Mannuk thought about all this as he and Ahriman reached their destination. They had opted to walk rather than Will themselves there. It was a silent journey up until then. Ahriman seemed to have even forgotten Mannuk’s presence. A collar preventing Mannuk from Willing himself away was around the Panacean and his hands were itching with the desire to rip it off, not that it would be possible. And anyway, there was the piece of information Mannuk had to have before he could return to Panacea. He had decided, after all, to simply coax it out of Ahriman as there was a possibility of Layla not knowing.
He wondered what she was doing now; hopefully preparing her friends for their eminent escape. If all went well, Mannuk intended to return home by the end of the day. Not even a full day spent in The Haven. Well, to Mannuk it felt like years.
Soon enough the awe-inspiring sight of The Chasm came into sight through The Mist. Mannuk had been there a few times but the sight never ceased to amaze him.
The edge of the Great Expanse fell away into an abyss of endless darkness. No one knew what lay beyond. After the staggering drop came an ocean of waters that stretched as far as the eye could see and beyond. The water from the ocean did not however, fall into the Chasm, but rather, flowed out of it.
It was a magnificent view.
The fact that the whole phenomenon was shrouded in mystery contributed to its splendour.
The thundering sound of the reverse waterfall filled their ears, but it came from a long way off and was somewhat muted so they did not receive the full blast of it but it still produced quite a ground-shaking endless boom.
No one knew what lay beyond it as they could not Will themselves there. Their powers simply did not work beyond the confines of The Great Expanse. No one knew why.
But Mannuk wondered.

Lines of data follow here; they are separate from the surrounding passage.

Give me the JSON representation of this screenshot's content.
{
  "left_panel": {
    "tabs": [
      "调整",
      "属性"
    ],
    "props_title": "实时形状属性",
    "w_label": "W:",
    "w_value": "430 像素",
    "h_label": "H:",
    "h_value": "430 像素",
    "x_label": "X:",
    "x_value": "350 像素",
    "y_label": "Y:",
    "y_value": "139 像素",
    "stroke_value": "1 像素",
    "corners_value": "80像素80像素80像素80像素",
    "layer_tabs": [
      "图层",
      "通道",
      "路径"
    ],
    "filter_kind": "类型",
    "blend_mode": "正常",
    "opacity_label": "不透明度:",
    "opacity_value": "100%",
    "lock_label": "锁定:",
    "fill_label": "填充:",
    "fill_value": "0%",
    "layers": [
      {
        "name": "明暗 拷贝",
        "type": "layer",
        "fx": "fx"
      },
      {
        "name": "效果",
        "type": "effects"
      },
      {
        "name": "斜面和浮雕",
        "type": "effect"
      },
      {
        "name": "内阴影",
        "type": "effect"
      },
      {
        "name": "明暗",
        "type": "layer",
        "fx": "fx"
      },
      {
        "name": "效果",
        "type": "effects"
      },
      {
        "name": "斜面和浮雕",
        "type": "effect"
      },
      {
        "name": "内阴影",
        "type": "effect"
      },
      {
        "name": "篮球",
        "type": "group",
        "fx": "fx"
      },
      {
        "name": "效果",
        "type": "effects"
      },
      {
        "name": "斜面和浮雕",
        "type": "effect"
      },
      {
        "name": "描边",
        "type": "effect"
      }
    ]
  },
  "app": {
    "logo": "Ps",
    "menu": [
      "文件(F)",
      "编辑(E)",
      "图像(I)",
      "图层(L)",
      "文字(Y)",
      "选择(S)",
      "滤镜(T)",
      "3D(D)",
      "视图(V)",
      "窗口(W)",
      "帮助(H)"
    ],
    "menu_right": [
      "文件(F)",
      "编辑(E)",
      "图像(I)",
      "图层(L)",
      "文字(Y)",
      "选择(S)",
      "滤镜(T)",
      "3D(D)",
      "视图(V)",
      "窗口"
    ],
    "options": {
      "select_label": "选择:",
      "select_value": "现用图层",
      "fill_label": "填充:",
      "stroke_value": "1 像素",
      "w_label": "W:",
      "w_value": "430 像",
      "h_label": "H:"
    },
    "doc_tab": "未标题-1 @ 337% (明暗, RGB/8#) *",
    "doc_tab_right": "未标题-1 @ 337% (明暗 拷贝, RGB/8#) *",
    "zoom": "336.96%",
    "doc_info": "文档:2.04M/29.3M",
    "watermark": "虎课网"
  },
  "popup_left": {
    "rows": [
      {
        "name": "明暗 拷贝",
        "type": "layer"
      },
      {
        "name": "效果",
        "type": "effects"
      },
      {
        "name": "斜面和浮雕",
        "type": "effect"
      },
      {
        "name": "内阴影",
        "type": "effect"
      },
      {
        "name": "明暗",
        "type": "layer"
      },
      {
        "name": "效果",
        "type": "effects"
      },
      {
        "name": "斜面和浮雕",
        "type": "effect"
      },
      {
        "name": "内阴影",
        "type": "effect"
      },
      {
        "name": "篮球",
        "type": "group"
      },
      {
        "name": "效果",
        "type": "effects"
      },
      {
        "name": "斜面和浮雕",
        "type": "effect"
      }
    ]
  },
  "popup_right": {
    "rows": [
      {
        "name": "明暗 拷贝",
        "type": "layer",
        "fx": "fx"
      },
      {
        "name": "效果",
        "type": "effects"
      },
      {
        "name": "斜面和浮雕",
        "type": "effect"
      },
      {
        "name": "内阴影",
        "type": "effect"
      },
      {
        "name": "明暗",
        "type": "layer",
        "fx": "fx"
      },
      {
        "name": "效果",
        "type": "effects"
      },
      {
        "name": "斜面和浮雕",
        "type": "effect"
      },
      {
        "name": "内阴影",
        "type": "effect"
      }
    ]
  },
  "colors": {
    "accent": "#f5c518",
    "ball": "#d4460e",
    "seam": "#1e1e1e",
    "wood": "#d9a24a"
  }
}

He’d always wondered.
“It’s a magnificent sight,” Ahriman commented.
Mannuk did not see a need to verbally reply to Ahriman though he verbally agreed.
“You think I’m a fool, don’t you?” Ahriman said in the same tone of voice.
Mannuk was slightly amused by the fact that he was having such a conversation with the great and mighty Commander of The Haven. “I think you are going about things in the wrong way, is all.” He decided to reply candidly. This wasn’t, after all a time for pleasant words. They were away from all other Æthereus for a reason.
“Don’t sugar-coat it. I know what you really feel about me.” Ahriman said with his hands behind his back and his eyes fixed to a distance somewhere in The Chasm.
“I did not know you had such outstanding powers as to know what goes inside someone’s mind,” Mannuk joked.
“I do not need such powers to see you think less of me than you do perhaps anyone else,” Ahriman replied despondently. Mannuk got the distinct impression from the way his companion was speaking that all walls were down; he was getting a chance to speak to the true Ahriman now— Ahriman the Æthereus and not Ahriman the Commander. And he was eager as to what he was going to hear.